Question 3: What do you think is your weakness?
As infamous as this question can be, it surprisingly is very simple to answer. Easy, just be honest. Don’t try to craft the perfect weakness simply because there is none. All weaknesses are perfectly normal to experience and don’t be afraid to be yourself. If you are a stressor, and meeting tight deadlines makes you nervous or anxious, be honest-tell them exactly so. But here’s the important part- think about a solution to overcome this weakness.
So, for example, if you get easily stressed, mention your hard work in attempting to test yourself by committing to 1 work goal per day and how you try to increase your responsibilities after each day. This shows your desire to overcome your weakness. A tip here is, mention this weakness as a construct of your past. Talk about the steps and ways you took to overcome this and mention an improvement that made you genuinely proud! Oh, and try not to say your weakness is public speaking/ speaking in public, because that’s a tad overplayed.

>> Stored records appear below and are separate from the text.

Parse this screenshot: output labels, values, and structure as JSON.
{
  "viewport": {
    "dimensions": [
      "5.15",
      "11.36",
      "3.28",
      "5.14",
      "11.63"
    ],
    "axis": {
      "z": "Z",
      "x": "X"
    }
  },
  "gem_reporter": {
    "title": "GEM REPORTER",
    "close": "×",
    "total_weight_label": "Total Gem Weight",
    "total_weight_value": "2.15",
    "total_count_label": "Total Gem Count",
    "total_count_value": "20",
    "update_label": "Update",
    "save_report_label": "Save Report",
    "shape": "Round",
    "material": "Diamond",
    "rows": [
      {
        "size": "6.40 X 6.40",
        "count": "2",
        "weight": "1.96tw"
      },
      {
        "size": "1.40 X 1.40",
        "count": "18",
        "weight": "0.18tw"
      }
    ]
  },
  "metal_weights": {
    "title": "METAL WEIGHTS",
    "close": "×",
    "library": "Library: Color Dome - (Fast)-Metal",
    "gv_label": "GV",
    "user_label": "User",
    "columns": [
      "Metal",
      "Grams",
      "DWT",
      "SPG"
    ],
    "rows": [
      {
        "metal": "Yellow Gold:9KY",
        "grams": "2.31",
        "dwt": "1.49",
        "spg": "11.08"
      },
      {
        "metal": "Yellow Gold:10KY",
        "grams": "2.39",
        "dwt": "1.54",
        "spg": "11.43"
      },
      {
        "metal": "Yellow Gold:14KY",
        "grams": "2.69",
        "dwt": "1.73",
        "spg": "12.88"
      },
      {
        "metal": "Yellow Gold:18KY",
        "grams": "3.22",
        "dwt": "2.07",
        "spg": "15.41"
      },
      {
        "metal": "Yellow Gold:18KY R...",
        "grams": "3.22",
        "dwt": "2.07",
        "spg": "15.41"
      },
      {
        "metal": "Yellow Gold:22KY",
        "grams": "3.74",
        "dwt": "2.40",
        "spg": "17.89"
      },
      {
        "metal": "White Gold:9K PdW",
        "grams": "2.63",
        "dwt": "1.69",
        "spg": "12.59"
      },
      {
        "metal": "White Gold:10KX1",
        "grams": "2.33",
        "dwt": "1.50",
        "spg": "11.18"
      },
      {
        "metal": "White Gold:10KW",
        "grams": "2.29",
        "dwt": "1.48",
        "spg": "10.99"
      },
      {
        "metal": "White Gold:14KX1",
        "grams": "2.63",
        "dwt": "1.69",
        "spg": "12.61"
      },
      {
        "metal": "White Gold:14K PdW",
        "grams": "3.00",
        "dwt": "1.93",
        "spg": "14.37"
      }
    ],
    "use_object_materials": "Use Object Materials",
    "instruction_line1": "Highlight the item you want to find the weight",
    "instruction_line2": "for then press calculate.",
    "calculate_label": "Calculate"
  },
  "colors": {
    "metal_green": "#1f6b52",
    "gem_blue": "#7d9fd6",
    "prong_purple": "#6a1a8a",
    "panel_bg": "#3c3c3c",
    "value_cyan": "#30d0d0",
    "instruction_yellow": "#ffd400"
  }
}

Question 4: Do you have any questions for me?
Never, and I mean never let this question go unanswered. Trust me, hiring managers definitely want to hear whatever concerns you have in mind and the best way to turn the tables back on them. It’s your turn now to ask the questions! (How fun is that?) Asking questions is also another way to buy more time with the employer in order to discuss any other relevant information like an award you won or a skill you developed through the questions. It’s important to engage and connect with your employer in a more personal way and this helps them to remember you more!
Way ahead of an interview, keep a list of about 5 questions ready at hand so you don’t have to scramble and rack your brain at that exact moment. Remember, this is a good chance to see whether you are the right fit for the company’s culture, structure and formalities or even the work ethics and moral principles that govern certain decisions. You need to be aware of vague-sounding answers that are given by employers and make your decision wisely according to the responses you get. Not every company’s a right fit for you, and that’s perfectly okay. It’s better to assess beforehand in order to avoid any unwanted surprises.
An interview needn’t be a trip to hell, and by preparing yourself beforehand, you might even have a great time sitting in that chair. Always stay grounded and focused, no matter how long you have been in the industry or not at all. Honesty is highly valued in interviews and by giving a concise and clear picture of who you are personally and professionally, your future career is right ahead of you.